> [Task]:
Reply with one number, the count of lines below that contain the string "arrow".

> [Records provided]:
------------------------------
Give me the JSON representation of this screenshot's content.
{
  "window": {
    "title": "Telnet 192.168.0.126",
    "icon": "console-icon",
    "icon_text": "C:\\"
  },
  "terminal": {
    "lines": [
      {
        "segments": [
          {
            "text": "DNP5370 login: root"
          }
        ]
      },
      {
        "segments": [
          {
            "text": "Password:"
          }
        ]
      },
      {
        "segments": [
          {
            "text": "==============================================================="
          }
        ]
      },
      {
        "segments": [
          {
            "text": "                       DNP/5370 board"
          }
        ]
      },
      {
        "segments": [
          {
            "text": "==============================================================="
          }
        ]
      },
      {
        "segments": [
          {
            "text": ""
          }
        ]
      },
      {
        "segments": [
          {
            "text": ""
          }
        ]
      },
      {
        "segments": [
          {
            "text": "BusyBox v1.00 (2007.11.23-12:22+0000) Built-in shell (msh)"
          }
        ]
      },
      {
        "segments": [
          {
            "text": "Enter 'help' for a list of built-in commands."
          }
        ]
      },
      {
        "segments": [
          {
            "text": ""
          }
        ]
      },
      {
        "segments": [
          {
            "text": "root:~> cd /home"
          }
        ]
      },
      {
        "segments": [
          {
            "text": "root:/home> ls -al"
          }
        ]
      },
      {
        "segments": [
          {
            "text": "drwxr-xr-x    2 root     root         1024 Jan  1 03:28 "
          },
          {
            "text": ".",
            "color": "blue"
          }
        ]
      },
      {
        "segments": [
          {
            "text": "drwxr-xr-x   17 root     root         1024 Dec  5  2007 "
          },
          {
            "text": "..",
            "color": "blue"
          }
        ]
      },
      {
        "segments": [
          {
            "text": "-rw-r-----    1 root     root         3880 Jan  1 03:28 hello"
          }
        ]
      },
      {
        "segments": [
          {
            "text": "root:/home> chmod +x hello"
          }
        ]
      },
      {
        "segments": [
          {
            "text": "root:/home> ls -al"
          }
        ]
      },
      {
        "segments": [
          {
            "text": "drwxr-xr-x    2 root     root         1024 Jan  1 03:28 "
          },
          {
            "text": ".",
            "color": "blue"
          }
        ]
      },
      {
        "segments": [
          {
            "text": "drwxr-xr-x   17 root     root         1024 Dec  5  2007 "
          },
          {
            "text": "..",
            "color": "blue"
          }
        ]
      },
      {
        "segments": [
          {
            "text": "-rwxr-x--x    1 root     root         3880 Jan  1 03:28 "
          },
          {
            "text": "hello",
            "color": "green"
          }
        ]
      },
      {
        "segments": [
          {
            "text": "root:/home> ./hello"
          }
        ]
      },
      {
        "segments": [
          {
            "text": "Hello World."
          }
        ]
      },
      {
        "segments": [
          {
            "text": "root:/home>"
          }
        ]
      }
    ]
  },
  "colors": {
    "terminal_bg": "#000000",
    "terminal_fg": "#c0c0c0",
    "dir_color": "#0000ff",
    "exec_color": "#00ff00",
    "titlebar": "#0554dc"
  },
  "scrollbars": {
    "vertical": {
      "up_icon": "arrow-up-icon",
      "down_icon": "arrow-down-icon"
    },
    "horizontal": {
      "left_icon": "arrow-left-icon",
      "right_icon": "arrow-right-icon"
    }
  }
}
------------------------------
> [Reply]:
4